Texas A&M’s campus in Doha, Qatar, circa 2015.

Bonnie Jo Mount/The Washington Post/Getty Images

Texas A&M University will close its campus in Qatar by 2028, ending a 21-year partnership with the Qatar Foundation for Education, Science and Community Development, run by the Qatari government.

The A&M Board of Regents voted to shutter the campus in a 7-to-1 vote Thursday, citing regional instability in the Middle East and a desire to focus on the system’s stateside campuses.

The decision follows investigations by the Washington, D.C.-based think tank Institute for the Study of Global Antisemitism and Policy, which criticized the partnership for what it claimed were significant national security concerns regarding the ownership of military research conducted there. It also comes after two years of controversy surrounding academic restructuring at the campus.

A spokesperson for the Qatar Foundation decried the decision as “misguided” and “deeply disappointing.”

“The decision … has been influenced by a disinformation campaign aimed at harming the interests of [the Qatar Foundation],” the spokesperson wrote, referring to the research by the antisemitism institute. “It is disturbing that this disinformation has become the determining factor in the decision and that it has been allowed to override the core principles of education and knowledge, with no consideration to the significant positive impact that this partnership has brought for both Qatar and the U.S.”

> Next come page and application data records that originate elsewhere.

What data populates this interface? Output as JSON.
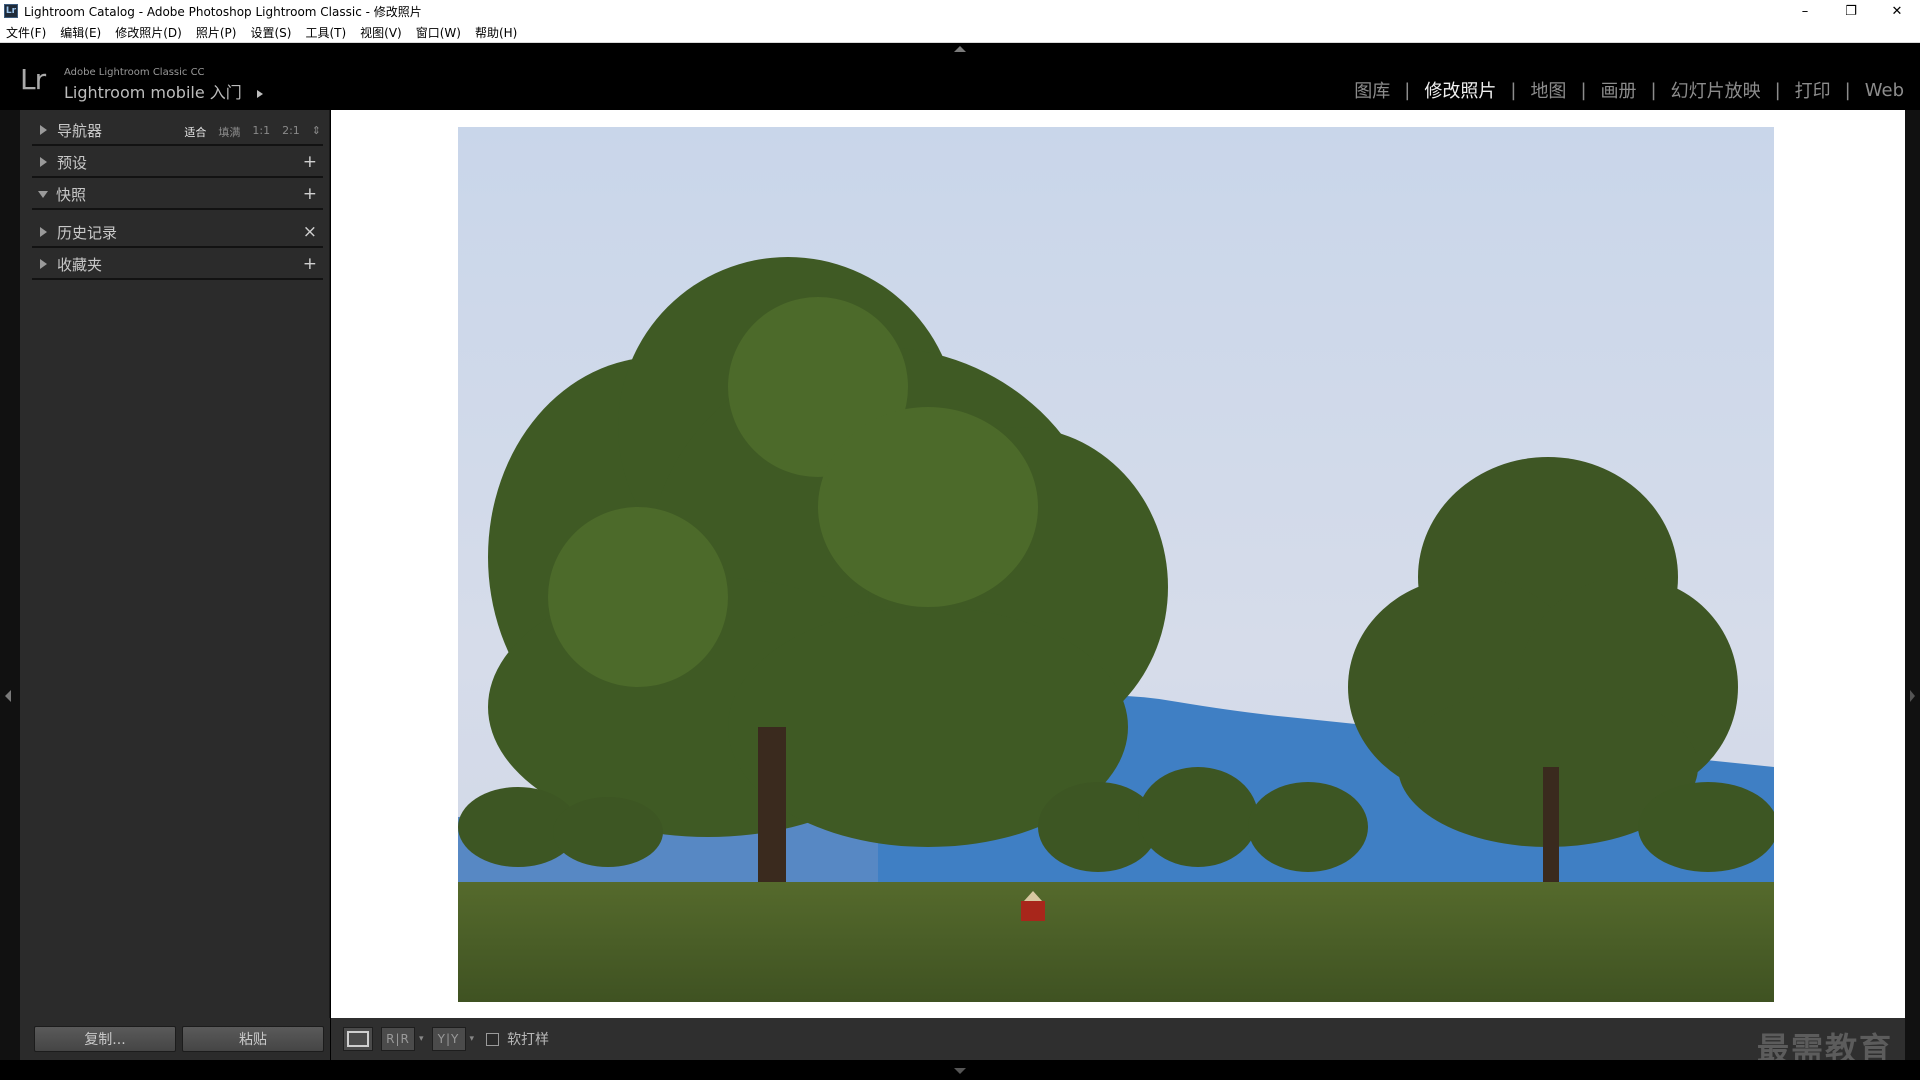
{
  "window": {
    "app_icon": "Lr",
    "title": "Lightroom Catalog - Adobe Photoshop Lightroom Classic - 修改照片",
    "minimize": "–",
    "restore": "❐",
    "close": "✕"
  },
  "menu": {
    "items": [
      "文件(F)",
      "编辑(E)",
      "修改照片(D)",
      "照片(P)",
      "设置(S)",
      "工具(T)",
      "视图(V)",
      "窗口(W)",
      "帮助(H)"
    ]
  },
  "identity": {
    "logo": "Lr",
    "product": "Adobe Lightroom Classic CC",
    "mobile": "Lightroom mobile 入门"
  },
  "modules": {
    "items": [
      "图库",
      "修改照片",
      "地图",
      "画册",
      "幻灯片放映",
      "打印",
      "Web"
    ],
    "active": "修改照片",
    "separator": "|"
  },
  "left_panel": {
    "navigator": {
      "label": "导航器",
      "zoom_options": [
        "适合",
        "填满",
        "1:1",
        "2:1"
      ],
      "zoom_active": "适合",
      "zoom_caret": "⇕"
    },
    "presets": {
      "label": "预设",
      "action": "+"
    },
    "snapshots": {
      "label": "快照",
      "action": "+"
    },
    "history": {
      "label": "历史记录",
      "action": "×"
    },
    "collections": {
      "label": "收藏夹",
      "action": "+"
    },
    "copy_button": "复制...",
    "paste_button": "粘贴"
  },
  "toolbar": {
    "before_after_lr": "R|R",
    "before_after_tb": "Y|Y",
    "caret": "▾",
    "softproof_label": "软打样",
    "softproof_checked": false
  },
  "watermark": "最需教育",
  "colors": {
    "active_module": "#f0f0f0",
    "inactive_module": "#8c8c8c",
    "panel_bg": "#2b2b2b",
    "canvas_bg": "#ffffff"
  }
}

Texas A&M Qatar is one of several U.S. branch campuses in what the Qatari government has dubbed Education City, on the outskirts of Doha. It’s also one of the oldest U.S. branch campuses in the region, founded in 2003.